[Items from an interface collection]
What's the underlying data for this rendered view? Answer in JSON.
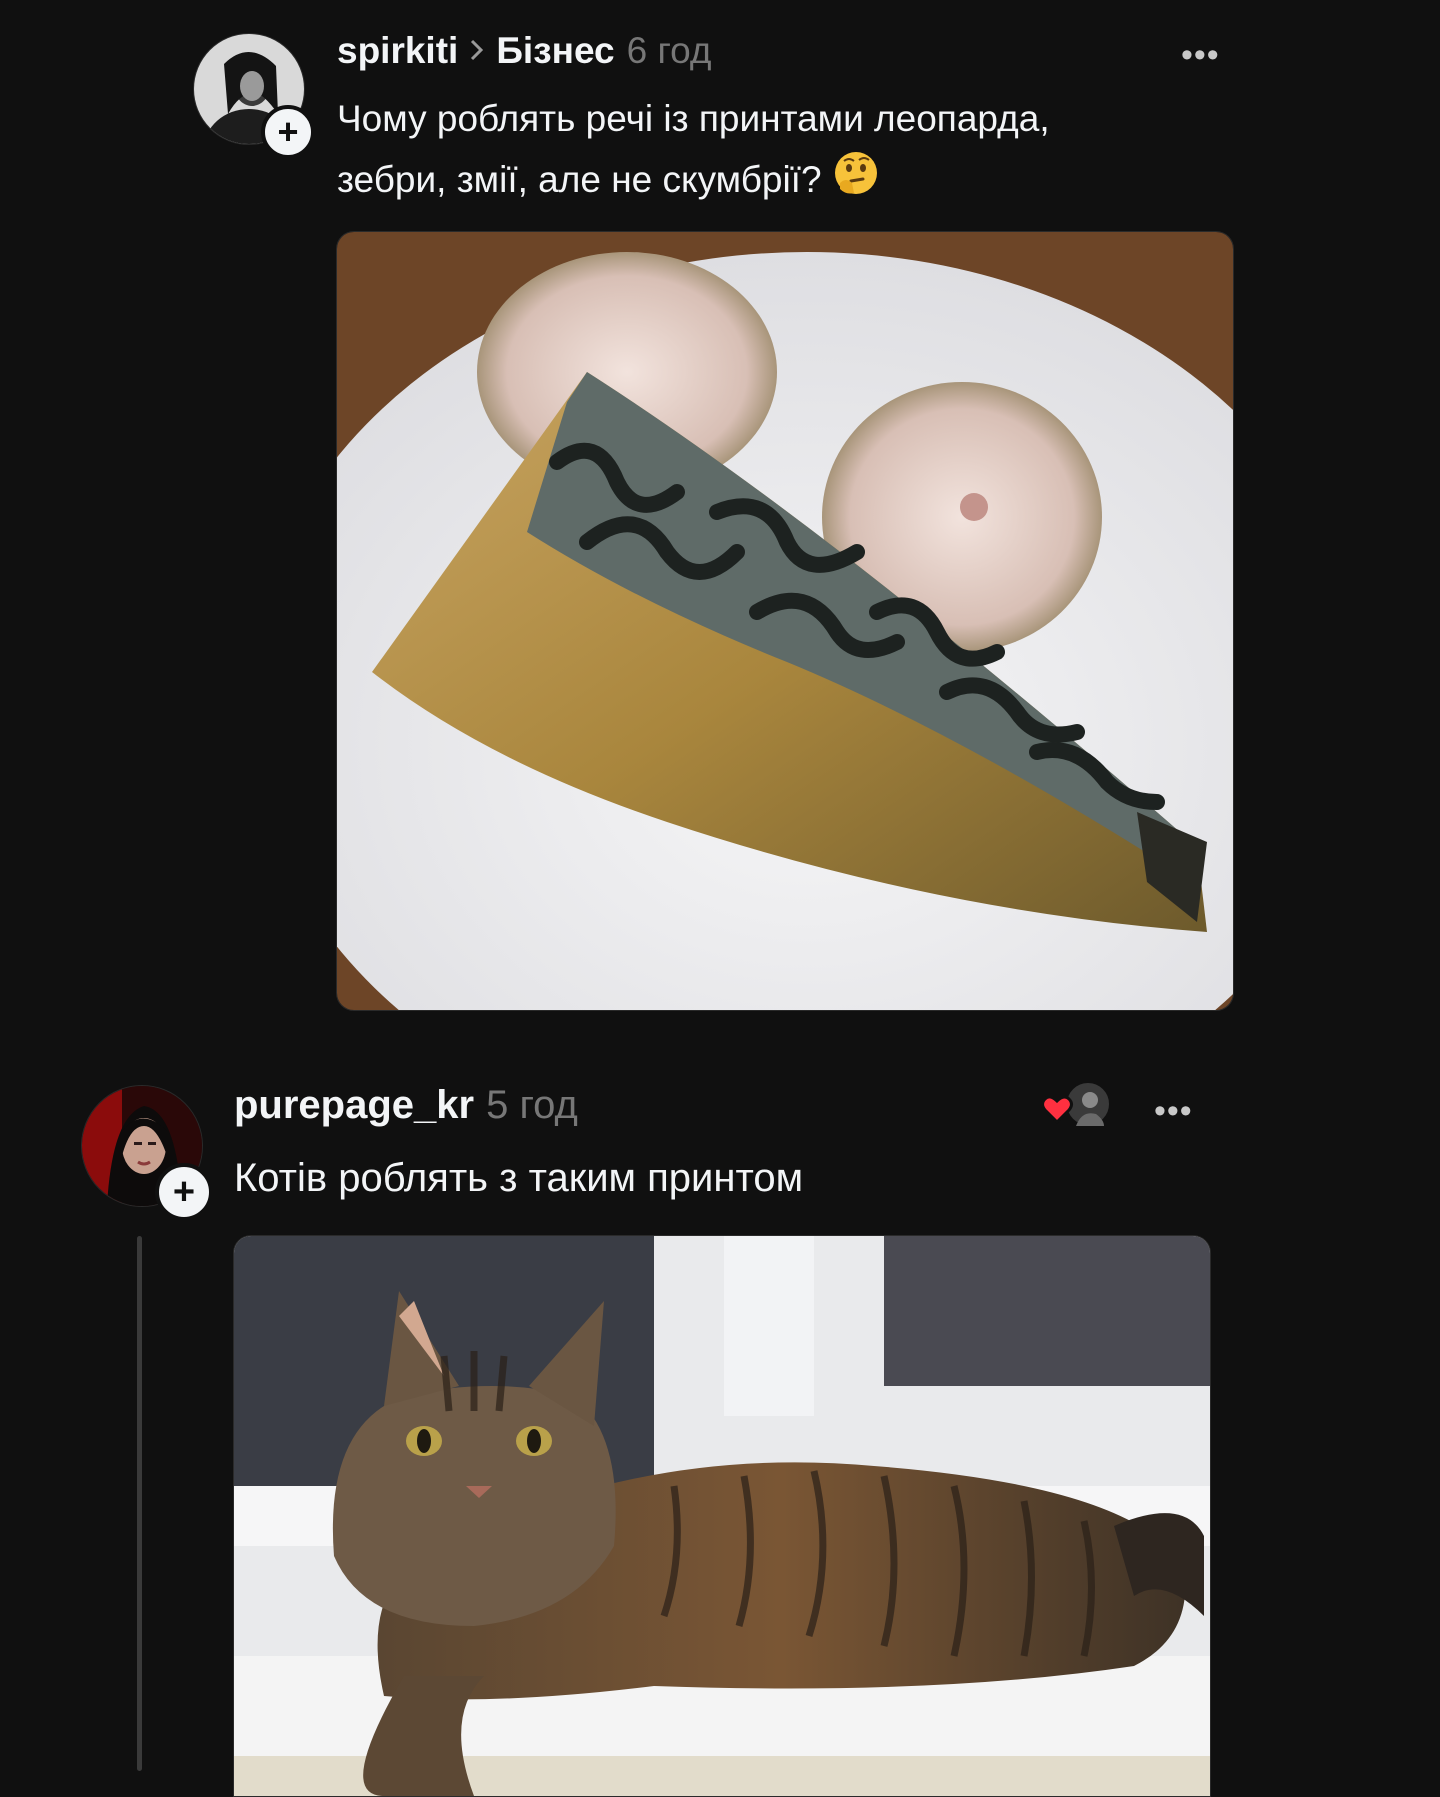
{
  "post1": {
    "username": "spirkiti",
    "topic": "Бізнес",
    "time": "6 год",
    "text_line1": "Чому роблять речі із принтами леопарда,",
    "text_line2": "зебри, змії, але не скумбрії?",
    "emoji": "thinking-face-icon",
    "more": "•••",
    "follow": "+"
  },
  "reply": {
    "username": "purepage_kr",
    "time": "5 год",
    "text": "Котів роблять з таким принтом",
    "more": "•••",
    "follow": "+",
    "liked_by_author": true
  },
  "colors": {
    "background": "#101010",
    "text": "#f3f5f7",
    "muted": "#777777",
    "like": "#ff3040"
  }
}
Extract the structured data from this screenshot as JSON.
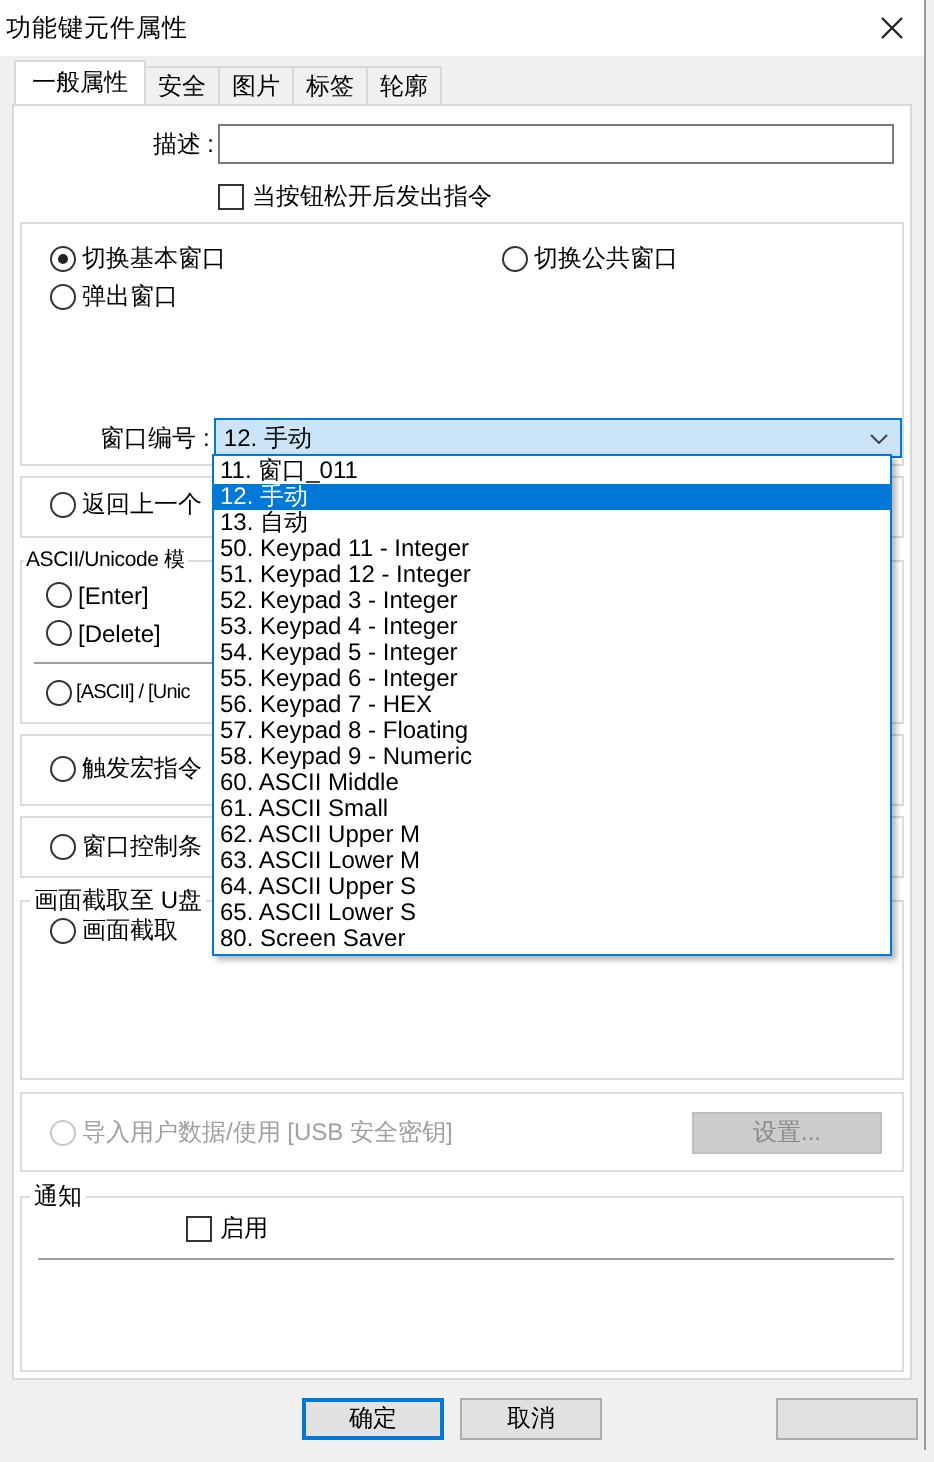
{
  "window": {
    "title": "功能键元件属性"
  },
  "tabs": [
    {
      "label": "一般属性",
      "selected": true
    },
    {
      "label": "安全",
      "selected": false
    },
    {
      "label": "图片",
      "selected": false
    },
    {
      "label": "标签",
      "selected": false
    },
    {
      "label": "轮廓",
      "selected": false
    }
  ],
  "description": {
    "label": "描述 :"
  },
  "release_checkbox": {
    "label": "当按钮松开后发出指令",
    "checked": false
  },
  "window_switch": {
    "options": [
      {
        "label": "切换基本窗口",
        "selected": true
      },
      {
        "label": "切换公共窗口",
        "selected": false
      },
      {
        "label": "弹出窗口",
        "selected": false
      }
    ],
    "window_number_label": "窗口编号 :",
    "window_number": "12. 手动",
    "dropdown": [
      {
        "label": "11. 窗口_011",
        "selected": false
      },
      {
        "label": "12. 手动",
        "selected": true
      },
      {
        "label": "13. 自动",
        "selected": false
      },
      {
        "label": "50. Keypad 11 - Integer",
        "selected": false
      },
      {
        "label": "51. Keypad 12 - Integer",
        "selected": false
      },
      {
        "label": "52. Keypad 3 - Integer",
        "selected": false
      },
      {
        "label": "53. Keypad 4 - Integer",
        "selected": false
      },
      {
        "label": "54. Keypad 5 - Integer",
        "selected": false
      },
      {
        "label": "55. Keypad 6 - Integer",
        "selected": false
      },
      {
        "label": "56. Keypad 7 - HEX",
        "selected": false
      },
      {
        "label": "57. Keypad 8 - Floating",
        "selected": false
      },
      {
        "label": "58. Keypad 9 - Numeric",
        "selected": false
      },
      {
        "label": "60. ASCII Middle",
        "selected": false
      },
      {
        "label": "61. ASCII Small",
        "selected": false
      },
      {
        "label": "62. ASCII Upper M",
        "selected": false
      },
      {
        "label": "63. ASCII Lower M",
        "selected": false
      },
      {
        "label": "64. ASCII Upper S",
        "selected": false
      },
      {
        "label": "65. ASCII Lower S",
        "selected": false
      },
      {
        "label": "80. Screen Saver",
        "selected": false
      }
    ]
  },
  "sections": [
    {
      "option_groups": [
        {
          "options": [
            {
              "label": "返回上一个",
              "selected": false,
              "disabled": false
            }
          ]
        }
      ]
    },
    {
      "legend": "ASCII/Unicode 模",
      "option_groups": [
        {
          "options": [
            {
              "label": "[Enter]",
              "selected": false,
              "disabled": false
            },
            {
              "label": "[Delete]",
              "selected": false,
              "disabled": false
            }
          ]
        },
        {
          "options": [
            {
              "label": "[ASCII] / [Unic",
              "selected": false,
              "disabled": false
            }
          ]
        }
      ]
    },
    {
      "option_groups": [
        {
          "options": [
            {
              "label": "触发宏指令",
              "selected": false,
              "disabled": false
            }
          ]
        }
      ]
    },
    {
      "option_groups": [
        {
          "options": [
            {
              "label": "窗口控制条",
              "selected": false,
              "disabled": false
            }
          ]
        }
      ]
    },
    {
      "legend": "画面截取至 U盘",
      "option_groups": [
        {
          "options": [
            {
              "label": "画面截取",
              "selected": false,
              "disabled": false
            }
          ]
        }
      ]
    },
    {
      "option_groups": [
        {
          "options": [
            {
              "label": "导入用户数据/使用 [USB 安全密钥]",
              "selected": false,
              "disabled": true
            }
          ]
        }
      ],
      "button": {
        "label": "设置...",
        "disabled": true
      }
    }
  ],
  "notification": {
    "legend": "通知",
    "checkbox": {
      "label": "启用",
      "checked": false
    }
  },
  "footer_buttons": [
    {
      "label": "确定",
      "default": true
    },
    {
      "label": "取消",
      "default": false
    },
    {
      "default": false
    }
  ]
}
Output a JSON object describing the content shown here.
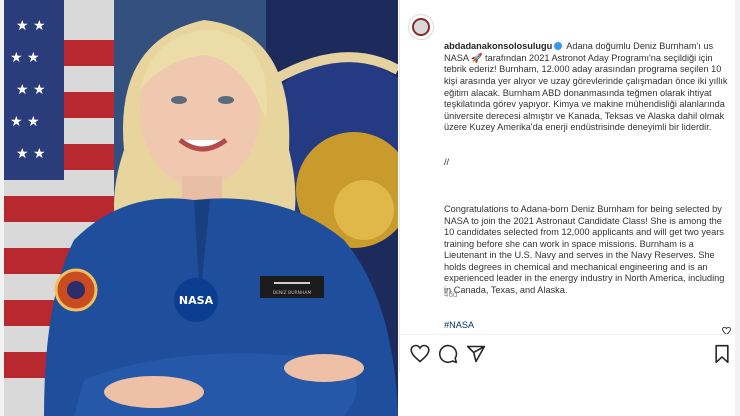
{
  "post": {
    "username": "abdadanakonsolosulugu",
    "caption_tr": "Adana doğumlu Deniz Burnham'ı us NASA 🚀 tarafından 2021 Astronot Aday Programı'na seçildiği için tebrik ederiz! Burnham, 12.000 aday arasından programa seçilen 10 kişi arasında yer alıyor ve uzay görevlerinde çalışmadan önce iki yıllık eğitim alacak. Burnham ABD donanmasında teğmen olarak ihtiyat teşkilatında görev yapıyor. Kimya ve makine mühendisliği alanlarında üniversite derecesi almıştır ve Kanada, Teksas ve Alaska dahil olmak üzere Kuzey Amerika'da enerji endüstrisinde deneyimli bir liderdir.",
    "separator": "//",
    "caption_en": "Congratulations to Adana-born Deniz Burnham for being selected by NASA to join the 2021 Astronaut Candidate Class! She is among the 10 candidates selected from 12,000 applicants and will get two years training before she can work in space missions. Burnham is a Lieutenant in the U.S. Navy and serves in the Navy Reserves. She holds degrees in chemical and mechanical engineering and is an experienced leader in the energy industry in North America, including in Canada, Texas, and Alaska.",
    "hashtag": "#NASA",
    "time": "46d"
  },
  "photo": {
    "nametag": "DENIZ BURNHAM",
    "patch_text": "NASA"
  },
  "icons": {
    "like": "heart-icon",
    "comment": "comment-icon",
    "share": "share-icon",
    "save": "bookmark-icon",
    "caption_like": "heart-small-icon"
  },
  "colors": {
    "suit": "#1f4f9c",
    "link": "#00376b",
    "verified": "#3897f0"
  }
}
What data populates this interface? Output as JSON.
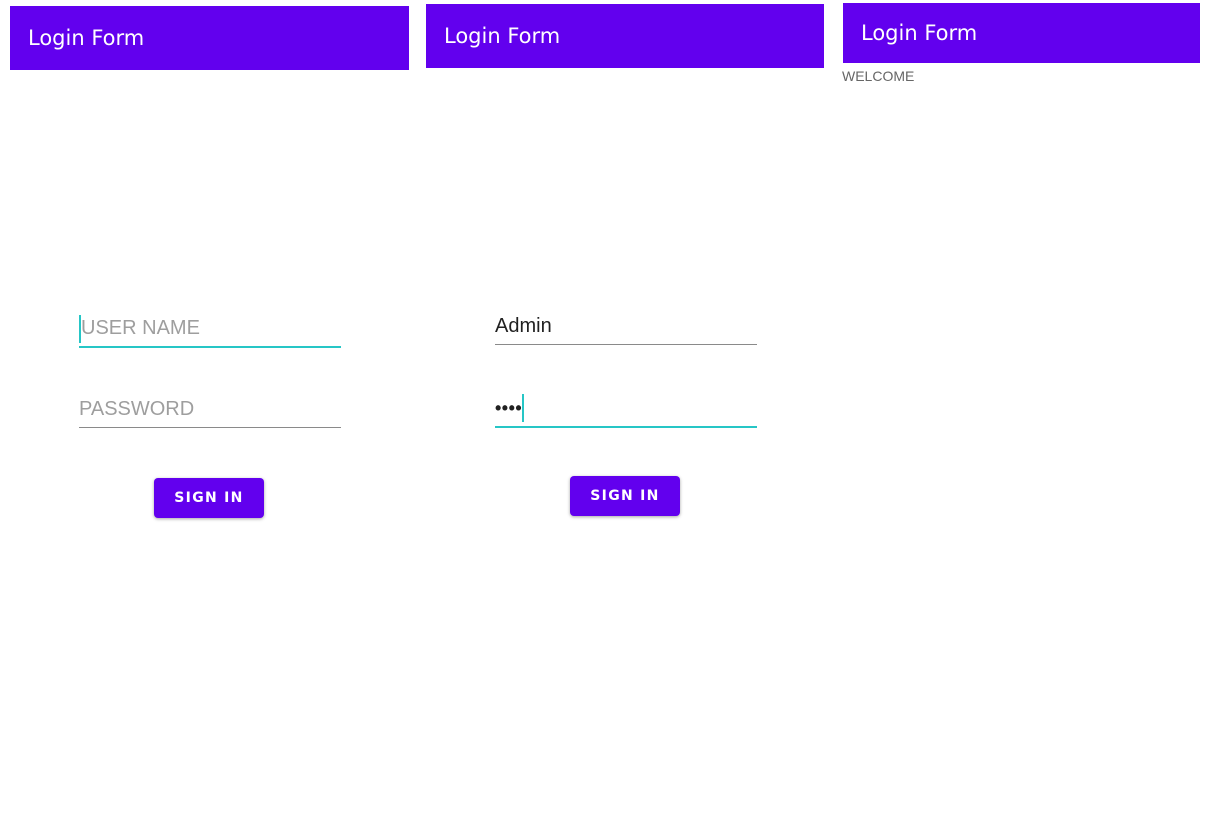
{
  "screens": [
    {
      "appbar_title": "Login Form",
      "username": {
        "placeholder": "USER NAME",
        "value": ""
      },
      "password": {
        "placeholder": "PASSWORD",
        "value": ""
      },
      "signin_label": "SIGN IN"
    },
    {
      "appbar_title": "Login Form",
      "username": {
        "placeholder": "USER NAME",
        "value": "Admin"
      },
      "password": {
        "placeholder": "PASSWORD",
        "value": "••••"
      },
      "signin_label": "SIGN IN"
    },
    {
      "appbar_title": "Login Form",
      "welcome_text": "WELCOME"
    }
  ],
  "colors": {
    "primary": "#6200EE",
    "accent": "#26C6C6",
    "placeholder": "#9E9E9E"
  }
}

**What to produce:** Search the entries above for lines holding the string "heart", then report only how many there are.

**Solved exercise:** 2